Beyond merely managing adverse weather, there is a real positive to be found through extending your practice into the winter months. In a very real and immediate sense, you are being presented with an entirely different training environment – and all without having to travel or pay for it. Covered in snow, washed by rain, battered by winds or shadowed by cloud, the world takes on a very different complexion from that of sunny days and warm temperatures; again, not necessarily worse – just different. And isn’t one of the aims of parkour to be able to move efficiently and successfully within any environment and over any terrain? So see this as your opportunity to master a new environment: adapt and overcome.

The possibilities are myriad. You will have to invest more time and energy in observation of your surroundings, giving much more attention to the details than ever before. Just how fast can you move over wet ground? How must your gait and centre of balance shift to manage it most effectively?
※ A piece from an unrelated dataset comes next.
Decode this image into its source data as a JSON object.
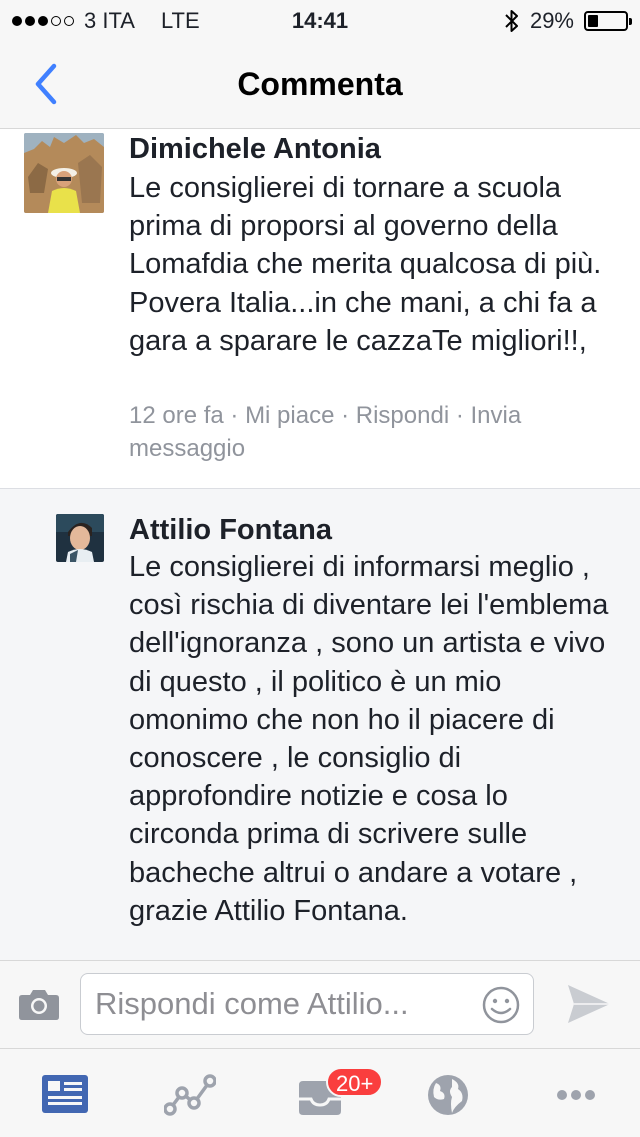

Your grip and sense of touch must become more certain, stronger, and more penetrating to compensate for the wet and the numbing cold. Your landings will have to become more sensitive, softer, and more controlled due to the uncertainty of the footing and the possibility of ice. In short, your physical and mental awareness will have to expand and deepen considerably to cope with these new challenges, and this process will vastly increase the comfort zone in which you train.

These fine-detailed areas of observation are often neglected in the comfortable fair-weather practice of Parkour, simply because they can be: we can afford to be less careful when the ground is soft and dry and the conditions are warm and welcoming. But take advantage of the opportunities presented by adverse weather and when the clouds of winter pass and it comes to practising in ‘ideal’ conditions once more, you will find that you move with a new confidence and improved ability all round.

Not only that, but you will grow in the knowledge that no matter what conditions you are faced with, you will able to adjust to them and embrace them as allies, much as a well-captained ship turns into high waves to rise above them and survive. And just the same as in surviving a terrible storm at sea, there is a profound sense of accomplishment and self-mastery to be found in successfully navigating and overcoming challenging weather during one’s own training.

All weather is a storm, when you think about it. The world is in fact subject to one great swirling weather pattern, a web of interrelated causes and effects that make up the Earth’s troposphere: It is calm and dry here precisely because it is tempestuous and torrential over there. This storm is ongoing and everywhere at once, and the student is limited to the parts of the storm that he finds most comfortable and welcoming – he is restricted to fair-weather training only. The master, however, knows that to be truly effective one must learn to be centred and productive no matter what the conditions; that one must be serene in the face of all seeming adversity. One must become the eye of the storm.

by Dan Edwardes